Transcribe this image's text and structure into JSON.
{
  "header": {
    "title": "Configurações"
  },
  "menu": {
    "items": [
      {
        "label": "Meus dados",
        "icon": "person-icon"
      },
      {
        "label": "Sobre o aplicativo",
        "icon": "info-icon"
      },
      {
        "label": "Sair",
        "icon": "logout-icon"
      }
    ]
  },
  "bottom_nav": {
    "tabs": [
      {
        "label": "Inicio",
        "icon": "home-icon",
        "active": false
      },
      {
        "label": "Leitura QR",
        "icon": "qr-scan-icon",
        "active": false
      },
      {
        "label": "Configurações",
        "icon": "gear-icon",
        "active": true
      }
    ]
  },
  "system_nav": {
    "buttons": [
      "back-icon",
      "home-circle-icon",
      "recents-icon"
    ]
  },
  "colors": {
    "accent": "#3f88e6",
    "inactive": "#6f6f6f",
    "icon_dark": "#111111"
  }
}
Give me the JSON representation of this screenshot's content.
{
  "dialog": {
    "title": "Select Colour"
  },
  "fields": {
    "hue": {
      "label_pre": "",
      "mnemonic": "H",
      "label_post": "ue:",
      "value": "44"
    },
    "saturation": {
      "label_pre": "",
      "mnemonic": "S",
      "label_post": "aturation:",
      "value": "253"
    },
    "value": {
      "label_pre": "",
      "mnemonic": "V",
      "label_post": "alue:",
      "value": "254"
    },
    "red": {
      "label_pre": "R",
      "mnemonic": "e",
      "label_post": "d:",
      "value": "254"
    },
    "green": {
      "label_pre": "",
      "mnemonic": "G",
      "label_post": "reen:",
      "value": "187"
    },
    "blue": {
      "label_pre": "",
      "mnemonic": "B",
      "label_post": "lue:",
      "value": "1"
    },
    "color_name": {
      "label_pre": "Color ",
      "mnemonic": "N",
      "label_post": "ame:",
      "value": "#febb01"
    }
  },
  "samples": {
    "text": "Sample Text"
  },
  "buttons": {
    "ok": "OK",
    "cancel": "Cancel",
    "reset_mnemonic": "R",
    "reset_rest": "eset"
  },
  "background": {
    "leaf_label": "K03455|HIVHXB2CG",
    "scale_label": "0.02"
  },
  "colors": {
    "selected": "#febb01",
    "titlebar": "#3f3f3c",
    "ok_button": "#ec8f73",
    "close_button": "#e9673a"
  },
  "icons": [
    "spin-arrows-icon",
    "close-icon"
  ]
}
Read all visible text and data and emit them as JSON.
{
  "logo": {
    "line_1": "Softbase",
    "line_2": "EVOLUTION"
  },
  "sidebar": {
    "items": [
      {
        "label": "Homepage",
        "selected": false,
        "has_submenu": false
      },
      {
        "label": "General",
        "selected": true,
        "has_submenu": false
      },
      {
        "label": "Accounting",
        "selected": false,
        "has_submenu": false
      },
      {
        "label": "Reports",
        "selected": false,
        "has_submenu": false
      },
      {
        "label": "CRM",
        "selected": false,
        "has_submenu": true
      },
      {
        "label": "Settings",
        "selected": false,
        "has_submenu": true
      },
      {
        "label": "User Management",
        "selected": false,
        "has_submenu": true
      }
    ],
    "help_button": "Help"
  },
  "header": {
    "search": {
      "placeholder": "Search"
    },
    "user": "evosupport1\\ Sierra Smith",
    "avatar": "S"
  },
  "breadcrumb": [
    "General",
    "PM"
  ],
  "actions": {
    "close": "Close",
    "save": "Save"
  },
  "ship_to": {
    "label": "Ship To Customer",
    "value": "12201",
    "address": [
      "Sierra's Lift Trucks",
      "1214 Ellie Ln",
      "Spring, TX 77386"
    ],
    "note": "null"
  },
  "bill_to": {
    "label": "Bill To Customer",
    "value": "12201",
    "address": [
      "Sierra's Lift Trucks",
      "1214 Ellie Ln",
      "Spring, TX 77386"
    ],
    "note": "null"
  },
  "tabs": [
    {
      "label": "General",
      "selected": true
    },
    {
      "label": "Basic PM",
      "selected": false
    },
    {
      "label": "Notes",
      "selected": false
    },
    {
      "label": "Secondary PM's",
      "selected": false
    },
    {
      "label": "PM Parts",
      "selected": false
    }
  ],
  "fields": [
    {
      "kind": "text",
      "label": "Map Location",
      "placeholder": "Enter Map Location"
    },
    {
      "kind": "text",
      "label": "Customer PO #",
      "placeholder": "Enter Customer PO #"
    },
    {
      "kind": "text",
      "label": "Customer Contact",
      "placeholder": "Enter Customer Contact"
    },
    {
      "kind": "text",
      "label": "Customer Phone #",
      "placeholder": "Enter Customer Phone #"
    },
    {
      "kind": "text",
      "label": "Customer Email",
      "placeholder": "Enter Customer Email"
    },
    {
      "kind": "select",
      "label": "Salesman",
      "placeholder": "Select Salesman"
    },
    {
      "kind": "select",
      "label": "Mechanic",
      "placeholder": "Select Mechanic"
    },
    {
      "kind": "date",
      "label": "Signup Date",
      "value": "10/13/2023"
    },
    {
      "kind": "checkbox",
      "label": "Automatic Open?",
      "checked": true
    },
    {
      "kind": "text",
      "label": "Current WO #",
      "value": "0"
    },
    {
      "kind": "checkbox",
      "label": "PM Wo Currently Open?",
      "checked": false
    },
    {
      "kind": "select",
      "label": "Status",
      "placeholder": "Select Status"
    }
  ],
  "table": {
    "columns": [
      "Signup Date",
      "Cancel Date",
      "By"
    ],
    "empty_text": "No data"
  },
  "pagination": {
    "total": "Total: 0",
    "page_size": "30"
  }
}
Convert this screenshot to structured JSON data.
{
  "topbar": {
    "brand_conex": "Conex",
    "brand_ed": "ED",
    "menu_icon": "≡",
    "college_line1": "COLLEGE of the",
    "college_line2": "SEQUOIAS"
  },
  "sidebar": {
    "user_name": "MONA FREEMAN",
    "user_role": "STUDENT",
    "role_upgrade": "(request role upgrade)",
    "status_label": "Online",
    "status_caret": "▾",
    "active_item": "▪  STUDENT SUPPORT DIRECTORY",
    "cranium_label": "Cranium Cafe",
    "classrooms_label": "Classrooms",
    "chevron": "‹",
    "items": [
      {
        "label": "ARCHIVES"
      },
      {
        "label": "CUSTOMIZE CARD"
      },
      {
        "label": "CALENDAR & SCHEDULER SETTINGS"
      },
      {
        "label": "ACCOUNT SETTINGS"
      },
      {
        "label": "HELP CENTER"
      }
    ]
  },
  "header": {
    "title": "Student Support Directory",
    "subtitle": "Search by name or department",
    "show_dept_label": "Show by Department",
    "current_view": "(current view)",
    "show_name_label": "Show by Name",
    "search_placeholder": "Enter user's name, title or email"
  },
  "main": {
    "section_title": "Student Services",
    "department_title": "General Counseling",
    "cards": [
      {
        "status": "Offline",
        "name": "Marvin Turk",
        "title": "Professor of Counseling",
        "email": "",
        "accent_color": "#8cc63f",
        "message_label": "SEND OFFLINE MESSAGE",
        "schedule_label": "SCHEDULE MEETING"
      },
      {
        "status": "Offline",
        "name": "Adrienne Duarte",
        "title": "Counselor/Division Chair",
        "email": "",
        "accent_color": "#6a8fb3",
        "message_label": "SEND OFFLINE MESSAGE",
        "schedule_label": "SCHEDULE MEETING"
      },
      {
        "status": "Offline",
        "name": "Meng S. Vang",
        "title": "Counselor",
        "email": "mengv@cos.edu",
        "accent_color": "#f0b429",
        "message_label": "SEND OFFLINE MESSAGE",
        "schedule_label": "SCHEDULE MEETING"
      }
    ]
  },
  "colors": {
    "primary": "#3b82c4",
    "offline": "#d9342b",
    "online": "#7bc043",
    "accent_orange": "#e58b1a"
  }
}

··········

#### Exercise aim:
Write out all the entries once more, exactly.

#### Exercise answer:
Transcribe this image's text and structure into JSON.
{
  "header": {
    "title": "Configurações"
  },
  "menu": {
    "items": [
      {
        "label": "Meus dados",
        "icon": "person-icon"
      },
      {
        "label": "Sobre o aplicativo",
        "icon": "info-icon"
      },
      {
        "label": "Sair",
        "icon": "logout-icon"
      }
    ]
  },
  "bottom_nav": {
    "tabs": [
      {
        "label": "Inicio",
        "icon": "home-icon",
        "active": false
      },
      {
        "label": "Leitura QR",
        "icon": "qr-scan-icon",
        "active": false
      },
      {
        "label": "Configurações",
        "icon": "gear-icon",
        "active": true
      }
    ]
  },
  "system_nav": {
    "buttons": [
      "back-icon",
      "home-circle-icon",
      "recents-icon"
    ]
  },
  "colors": {
    "accent": "#3f88e6",
    "inactive": "#6f6f6f",
    "icon_dark": "#111111"
  }
}
Give me the JSON representation of this screenshot's content.
{
  "dialog": {
    "title": "Select Colour"
  },
  "fields": {
    "hue": {
      "label_pre": "",
      "mnemonic": "H",
      "label_post": "ue:",
      "value": "44"
    },
    "saturation": {
      "label_pre": "",
      "mnemonic": "S",
      "label_post": "aturation:",
      "value": "253"
    },
    "value": {
      "label_pre": "",
      "mnemonic": "V",
      "label_post": "alue:",
      "value": "254"
    },
    "red": {
      "label_pre": "R",
      "mnemonic": "e",
      "label_post": "d:",
      "value": "254"
    },
    "green": {
      "label_pre": "",
      "mnemonic": "G",
      "label_post": "reen:",
      "value": "187"
    },
    "blue": {
      "label_pre": "",
      "mnemonic": "B",
      "label_post": "lue:",
      "value": "1"
    },
    "color_name": {
      "label_pre": "Color ",
      "mnemonic": "N",
      "label_post": "ame:",
      "value": "#febb01"
    }
  },
  "samples": {
    "text": "Sample Text"
  },
  "buttons": {
    "ok": "OK",
    "cancel": "Cancel",
    "reset_mnemonic": "R",
    "reset_rest": "eset"
  },
  "background": {
    "leaf_label": "K03455|HIVHXB2CG",
    "scale_label": "0.02"
  },
  "colors": {
    "selected": "#febb01",
    "titlebar": "#3f3f3c",
    "ok_button": "#ec8f73",
    "close_button": "#e9673a"
  },
  "icons": [
    "spin-arrows-icon",
    "close-icon"
  ]
}
Read all visible text and data and emit them as JSON.
{
  "logo": {
    "line_1": "Softbase",
    "line_2": "EVOLUTION"
  },
  "sidebar": {
    "items": [
      {
        "label": "Homepage",
        "selected": false,
        "has_submenu": false
      },
      {
        "label": "General",
        "selected": true,
        "has_submenu": false
      },
      {
        "label": "Accounting",
        "selected": false,
        "has_submenu": false
      },
      {
        "label": "Reports",
        "selected": false,
        "has_submenu": false
      },
      {
        "label": "CRM",
        "selected": false,
        "has_submenu": true
      },
      {
        "label": "Settings",
        "selected": false,
        "has_submenu": true
      },
      {
        "label": "User Management",
        "selected": false,
        "has_submenu": true
      }
    ],
    "help_button": "Help"
  },
  "header": {
    "search": {
      "placeholder": "Search"
    },
    "user": "evosupport1\\ Sierra Smith",
    "avatar": "S"
  },
  "breadcrumb": [
    "General",
    "PM"
  ],
  "actions": {
    "close": "Close",
    "save": "Save"
  },
  "ship_to": {
    "label": "Ship To Customer",
    "value": "12201",
    "address": [
      "Sierra's Lift Trucks",
      "1214 Ellie Ln",
      "Spring, TX 77386"
    ],
    "note": "null"
  },
  "bill_to": {
    "label": "Bill To Customer",
    "value": "12201",
    "address": [
      "Sierra's Lift Trucks",
      "1214 Ellie Ln",
      "Spring, TX 77386"
    ],
    "note": "null"
  },
  "tabs": [
    {
      "label": "General",
      "selected": true
    },
    {
      "label": "Basic PM",
      "selected": false
    },
    {
      "label": "Notes",
      "selected": false
    },
    {
      "label": "Secondary PM's",
      "selected": false
    },
    {
      "label": "PM Parts",
      "selected": false
    }
  ],
  "fields": [
    {
      "kind": "text",
      "label": "Map Location",
      "placeholder": "Enter Map Location"
    },
    {
      "kind": "text",
      "label": "Customer PO #",
      "placeholder": "Enter Customer PO #"
    },
    {
      "kind": "text",
      "label": "Customer Contact",
      "placeholder": "Enter Customer Contact"
    },
    {
      "kind": "text",
      "label": "Customer Phone #",
      "placeholder": "Enter Customer Phone #"
    },
    {
      "kind": "text",
      "label": "Customer Email",
      "placeholder": "Enter Customer Email"
    },
    {
      "kind": "select",
      "label": "Salesman",
      "placeholder": "Select Salesman"
    },
    {
      "kind": "select",
      "label": "Mechanic",
      "placeholder": "Select Mechanic"
    },
    {
      "kind": "date",
      "label": "Signup Date",
      "value": "10/13/2023"
    },
    {
      "kind": "checkbox",
      "label": "Automatic Open?",
      "checked": true
    },
    {
      "kind": "text",
      "label": "Current WO #",
      "value": "0"
    },
    {
      "kind": "checkbox",
      "label": "PM Wo Currently Open?",
      "checked": false
    },
    {
      "kind": "select",
      "label": "Status",
      "placeholder": "Select Status"
    }
  ],
  "table": {
    "columns": [
      "Signup Date",
      "Cancel Date",
      "By"
    ],
    "empty_text": "No data"
  },
  "pagination": {
    "total": "Total: 0",
    "page_size": "30"
  }
}
Convert this screenshot to structured JSON data.
{
  "topbar": {
    "brand_conex": "Conex",
    "brand_ed": "ED",
    "menu_icon": "≡",
    "college_line1": "COLLEGE of the",
    "college_line2": "SEQUOIAS"
  },
  "sidebar": {
    "user_name": "MONA FREEMAN",
    "user_role": "STUDENT",
    "role_upgrade": "(request role upgrade)",
    "status_label": "Online",
    "status_caret": "▾",
    "active_item": "▪  STUDENT SUPPORT DIRECTORY",
    "cranium_label": "Cranium Cafe",
    "classrooms_label": "Classrooms",
    "chevron": "‹",
    "items": [
      {
        "label": "ARCHIVES"
      },
      {
        "label": "CUSTOMIZE CARD"
      },
      {
        "label": "CALENDAR & SCHEDULER SETTINGS"
      },
      {
        "label": "ACCOUNT SETTINGS"
      },
      {
        "label": "HELP CENTER"
      }
    ]
  },
  "header": {
    "title": "Student Support Directory",
    "subtitle": "Search by name or department",
    "show_dept_label": "Show by Department",
    "current_view": "(current view)",
    "show_name_label": "Show by Name",
    "search_placeholder": "Enter user's name, title or email"
  },
  "main": {
    "section_title": "Student Services",
    "department_title": "General Counseling",
    "cards": [
      {
        "status": "Offline",
        "name": "Marvin Turk",
        "title": "Professor of Counseling",
        "email": "",
        "accent_color": "#8cc63f",
        "message_label": "SEND OFFLINE MESSAGE",
        "schedule_label": "SCHEDULE MEETING"
      },
      {
        "status": "Offline",
        "name": "Adrienne Duarte",
        "title": "Counselor/Division Chair",
        "email": "",
        "accent_color": "#6a8fb3",
        "message_label": "SEND OFFLINE MESSAGE",
        "schedule_label": "SCHEDULE MEETING"
      },
      {
        "status": "Offline",
        "name": "Meng S. Vang",
        "title": "Counselor",
        "email": "mengv@cos.edu",
        "accent_color": "#f0b429",
        "message_label": "SEND OFFLINE MESSAGE",
        "schedule_label": "SCHEDULE MEETING"
      }
    ]
  },
  "colors": {
    "primary": "#3b82c4",
    "offline": "#d9342b",
    "online": "#7bc043",
    "accent_orange": "#e58b1a"
  }
}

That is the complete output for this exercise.